Political Killings of Activists and Critics Overseas
The third group most frequently targeted by Iran are opposition activists and those who object to the policies of the Islamic Republic, who have not necessarily held an official position in the country but have nevertheless been identified as in some way influential - therefore posing a perceived threat to the Iranian regime.
In 1992, Fereydoun Farrokhzad, a famous Iranian singer, poet, actor and TV and radio host, who had left Iran for Germany in 1979, was the subject of a brutal murder in his kitchen in Bonn. The crime remains unsolved but it is widely thought to have been carried out by the Islamic Republic alongside other killings abroad in the period.

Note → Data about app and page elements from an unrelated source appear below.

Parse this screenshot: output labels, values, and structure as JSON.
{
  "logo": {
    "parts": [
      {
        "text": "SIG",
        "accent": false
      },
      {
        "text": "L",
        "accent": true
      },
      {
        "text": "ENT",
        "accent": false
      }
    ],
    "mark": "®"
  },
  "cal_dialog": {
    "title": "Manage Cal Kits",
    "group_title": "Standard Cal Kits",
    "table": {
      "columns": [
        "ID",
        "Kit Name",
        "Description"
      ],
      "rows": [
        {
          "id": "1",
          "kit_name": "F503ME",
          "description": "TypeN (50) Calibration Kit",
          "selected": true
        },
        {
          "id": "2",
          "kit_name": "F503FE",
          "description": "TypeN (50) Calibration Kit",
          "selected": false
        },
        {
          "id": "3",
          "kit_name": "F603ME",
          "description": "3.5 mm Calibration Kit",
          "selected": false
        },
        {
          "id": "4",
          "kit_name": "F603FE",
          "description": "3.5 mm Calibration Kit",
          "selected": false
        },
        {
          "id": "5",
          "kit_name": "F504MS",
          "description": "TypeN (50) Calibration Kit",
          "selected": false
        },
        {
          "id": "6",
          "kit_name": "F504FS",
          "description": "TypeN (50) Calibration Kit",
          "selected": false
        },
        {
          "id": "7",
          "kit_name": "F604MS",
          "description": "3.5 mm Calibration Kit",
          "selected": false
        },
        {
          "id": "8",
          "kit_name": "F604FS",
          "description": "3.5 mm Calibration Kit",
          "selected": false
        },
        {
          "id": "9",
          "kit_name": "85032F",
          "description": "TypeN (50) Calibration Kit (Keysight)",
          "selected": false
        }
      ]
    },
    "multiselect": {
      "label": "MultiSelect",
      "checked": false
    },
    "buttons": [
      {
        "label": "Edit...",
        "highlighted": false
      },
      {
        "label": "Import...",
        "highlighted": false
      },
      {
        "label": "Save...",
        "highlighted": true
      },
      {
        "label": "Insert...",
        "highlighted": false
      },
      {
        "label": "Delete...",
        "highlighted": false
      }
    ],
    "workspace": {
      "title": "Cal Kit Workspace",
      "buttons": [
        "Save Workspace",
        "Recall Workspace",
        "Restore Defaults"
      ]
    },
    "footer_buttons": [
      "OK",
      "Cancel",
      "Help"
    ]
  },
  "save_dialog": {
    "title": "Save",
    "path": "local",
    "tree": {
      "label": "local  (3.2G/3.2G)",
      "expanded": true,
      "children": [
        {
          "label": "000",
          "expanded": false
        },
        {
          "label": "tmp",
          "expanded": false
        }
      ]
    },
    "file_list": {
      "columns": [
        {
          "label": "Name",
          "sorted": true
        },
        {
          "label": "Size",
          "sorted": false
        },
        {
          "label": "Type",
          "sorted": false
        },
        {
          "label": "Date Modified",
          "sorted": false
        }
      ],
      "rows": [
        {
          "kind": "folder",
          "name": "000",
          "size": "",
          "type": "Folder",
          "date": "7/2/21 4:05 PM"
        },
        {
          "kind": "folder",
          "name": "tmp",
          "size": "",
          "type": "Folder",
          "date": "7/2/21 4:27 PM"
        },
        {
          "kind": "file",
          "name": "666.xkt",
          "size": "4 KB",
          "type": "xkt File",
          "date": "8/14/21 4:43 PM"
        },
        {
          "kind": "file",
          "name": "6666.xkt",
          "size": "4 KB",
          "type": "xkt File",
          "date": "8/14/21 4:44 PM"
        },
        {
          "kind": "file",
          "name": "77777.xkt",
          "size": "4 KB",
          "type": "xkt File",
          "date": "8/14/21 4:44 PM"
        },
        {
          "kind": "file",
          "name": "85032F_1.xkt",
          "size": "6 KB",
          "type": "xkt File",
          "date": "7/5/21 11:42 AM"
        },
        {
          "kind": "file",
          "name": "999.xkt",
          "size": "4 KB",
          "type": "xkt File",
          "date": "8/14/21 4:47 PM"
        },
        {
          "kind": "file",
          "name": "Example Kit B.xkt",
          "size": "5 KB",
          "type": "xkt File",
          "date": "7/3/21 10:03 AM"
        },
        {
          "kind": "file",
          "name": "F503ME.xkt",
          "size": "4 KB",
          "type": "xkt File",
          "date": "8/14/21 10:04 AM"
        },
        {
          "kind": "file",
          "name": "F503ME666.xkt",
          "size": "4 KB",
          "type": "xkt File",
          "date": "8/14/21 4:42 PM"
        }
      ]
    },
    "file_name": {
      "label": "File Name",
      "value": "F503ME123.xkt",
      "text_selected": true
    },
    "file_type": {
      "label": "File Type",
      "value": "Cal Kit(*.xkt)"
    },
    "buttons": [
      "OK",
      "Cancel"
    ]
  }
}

Reza Fazeli, an Iranian-born actor living in Britain, was the target of a 1986 bomb attack at his workplace in London; he survived, but his son was killed. More recently Saeed Karimian, an Iranian TV producer based in Turkey, was gunned down in Istanbul in April 2017. His family had previously been held hostage by the Iranian regime - on the orders of the aforementioned Judge Mansouri - in a bid to force him to take his channel Gem TV off-air.

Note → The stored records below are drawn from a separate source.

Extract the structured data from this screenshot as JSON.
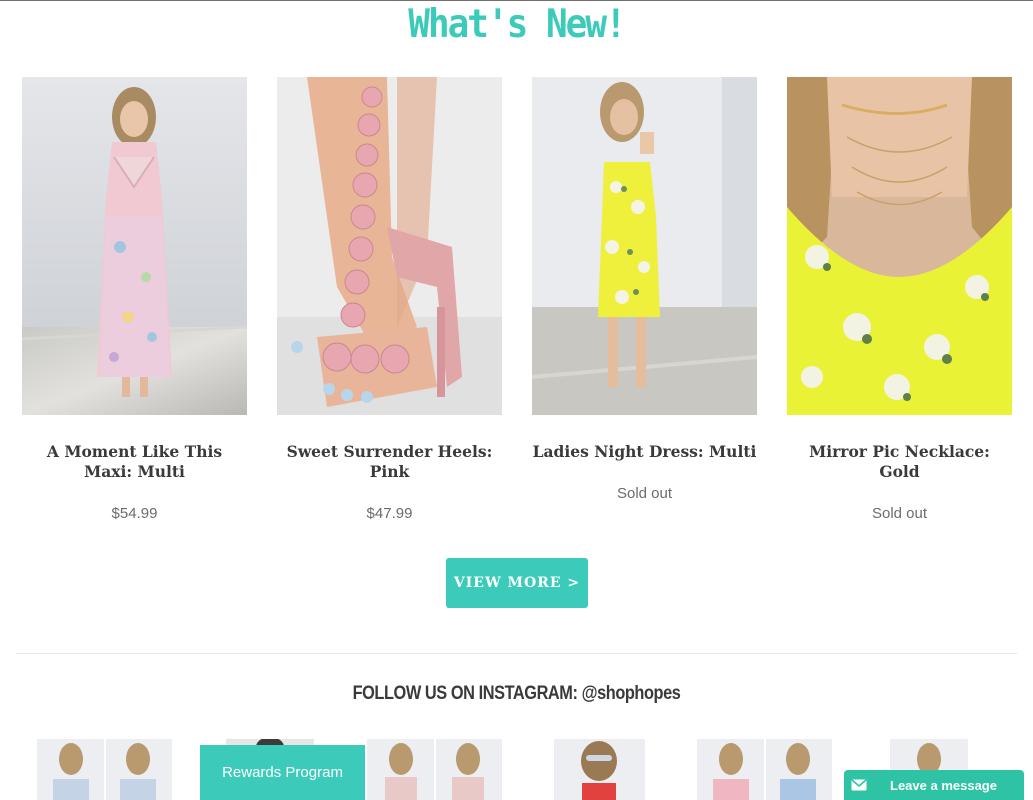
{
  "section": {
    "title": "What's New!"
  },
  "products": [
    {
      "name": "A Moment Like This Maxi: Multi",
      "price": "$54.99"
    },
    {
      "name": "Sweet Surrender Heels: Pink",
      "price": "$47.99"
    },
    {
      "name": "Ladies Night Dress: Multi",
      "price": "Sold out"
    },
    {
      "name": "Mirror Pic Necklace: Gold",
      "price": "Sold out"
    }
  ],
  "view_more": {
    "label": "VIEW MORE >"
  },
  "instagram": {
    "title": "FOLLOW US ON INSTAGRAM: @shophopes"
  },
  "rewards": {
    "label": "Rewards Program"
  },
  "chat": {
    "label": "Leave a message",
    "icon": "mail-icon"
  },
  "colors": {
    "accent": "#3ccbba",
    "chat": "#2ec3a5"
  }
}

Leaders of Political and Military Groups
The largest category of those targeted and assassinated abroad is that of the leaders of political and military organizations that oppose the Islamic Republic. Kazem Rajavi, the first Iranian ambassador to the UN's Office in Geneva, who was the brother of Masoud Rajavi, leader of the People's Mojahedin Organization (MEK), was shot to death in Switzerland by agents of the Intelligence Ministry in April 1990. Sadegh Sharafkandi, secretary-general of the Kurdistan Democratic Party of Iran, was one of four Kurdish opposition leaders killed by machine gun-wielding assassins at Mykonos restaurant in Berlin in 1992. Abdul Rahman Ghassemlou, also a leader of the Kurdistan Democratic Party of Iran, was killed in July 1989 in the very room in which he had been holding negotiations with Iranian government envoys.

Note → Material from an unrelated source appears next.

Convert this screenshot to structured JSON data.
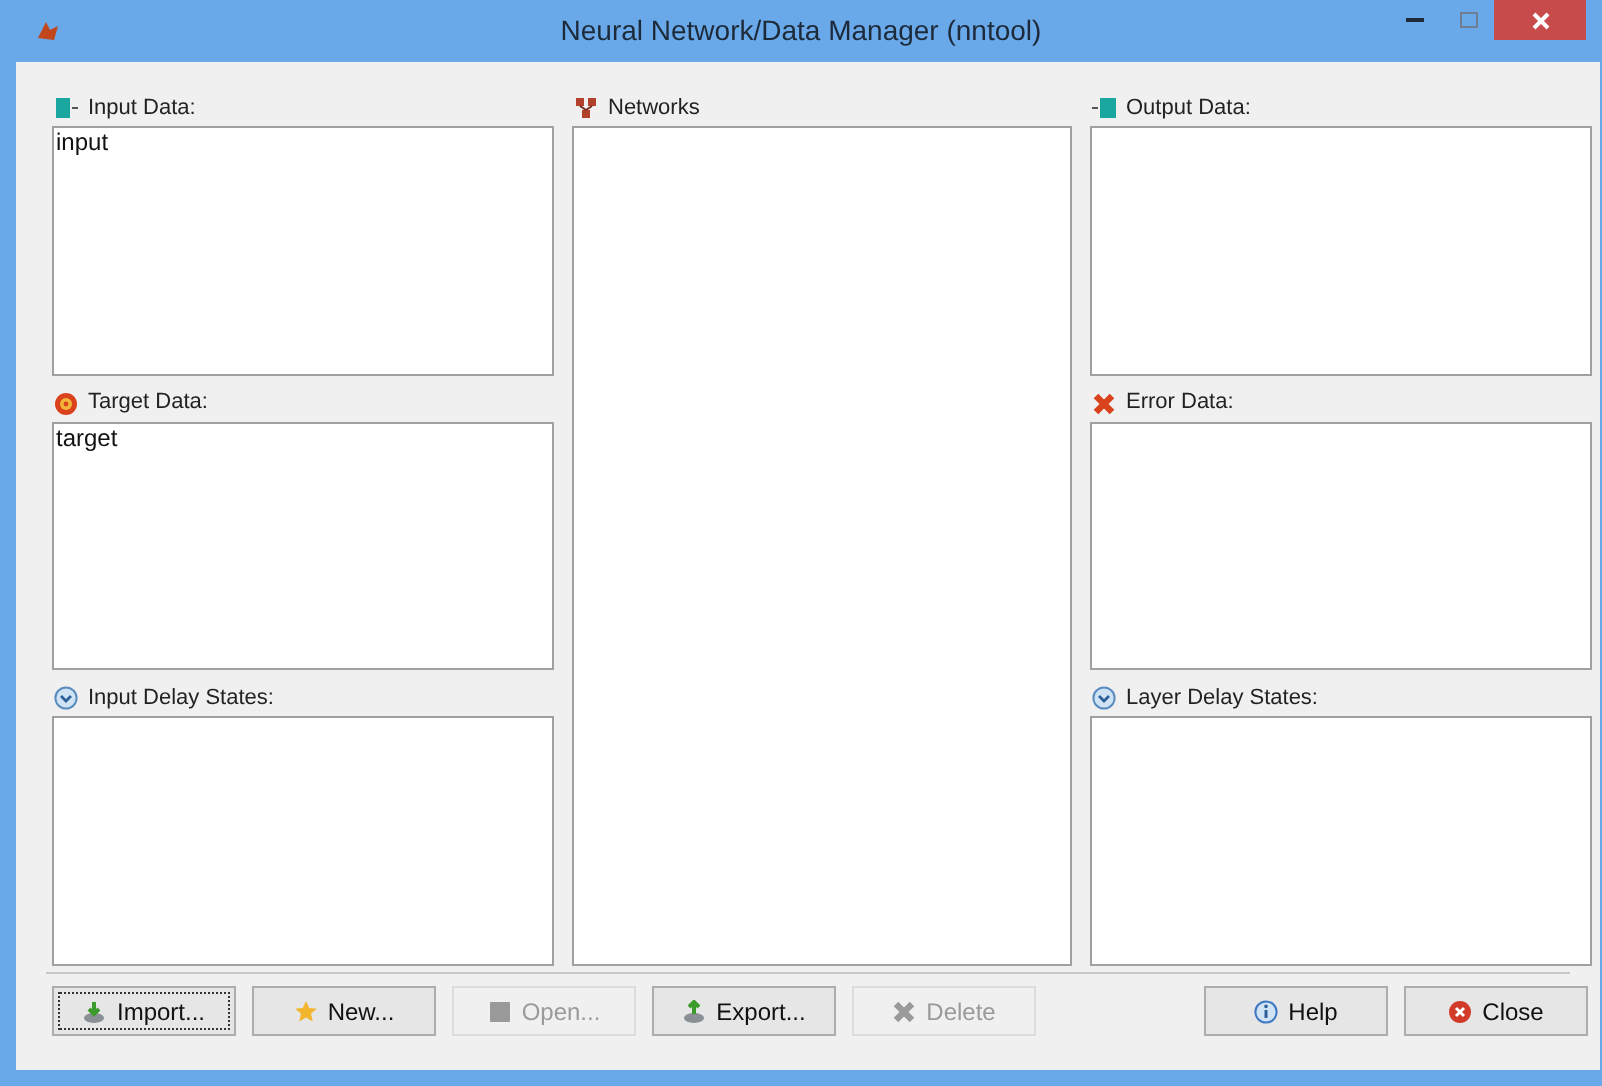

Religiously-Motivated Killings in Europe and Asia
Religious figures constitue the fifth group targeted in assassinations on behalf of the Islamic Republic. They include Sunni Muslim leaders traveling abroad, Christians and Christian converts, and members of the Baha'i faith. Among them Maulvi Abdul Nasser Jamshid-Zehi, a member of Iran's Supreme Sunni Assembly, who was killed in 1993 in front of his residence in Karachi, Pakistan.
Nasser Zarafshan, a lawyer for the families of the victims of the so-called "chain murders" in Iran from 1988 to 1998, who himself was eventually imprisoned, said: "The defendants said that the kidnapping and removal of these people was their organizational duty. ‘Why are you making a fuss about these people?’, they asked.”
The person long thought to have masterminded the chain murders was Saeed Emami, a former deputy minister of intelligence. At his funeral, Ruhollah Hosseinian, a deputy intelligence minister nder President Rafsanjani, stated: ”He believed that opponents of the Islamic Republic should be annihilated and he had good experience in this area."
The US State Department says the Islamic Republic has carried out more than 360 assassinations abroad since its establishment in 1979. These killings took place in the United States, Tajikistan, Denmark, the Republic of Azerbaijan, Cyprus, Turkey, Pakistan, Iraq, India, the Philippines, the United Arab Emirates, Austria, Germany, Italy, Britain, France, Sweden, Switzerland, the Netherlands and Romania. Of these, its report claimed, France, Austria and Germany in Europe and Turkey, Pakistan and Iraq have seen the highest numbers of assassinations.
Below is a list of some of those assassinated in the last four decades outside of Iran: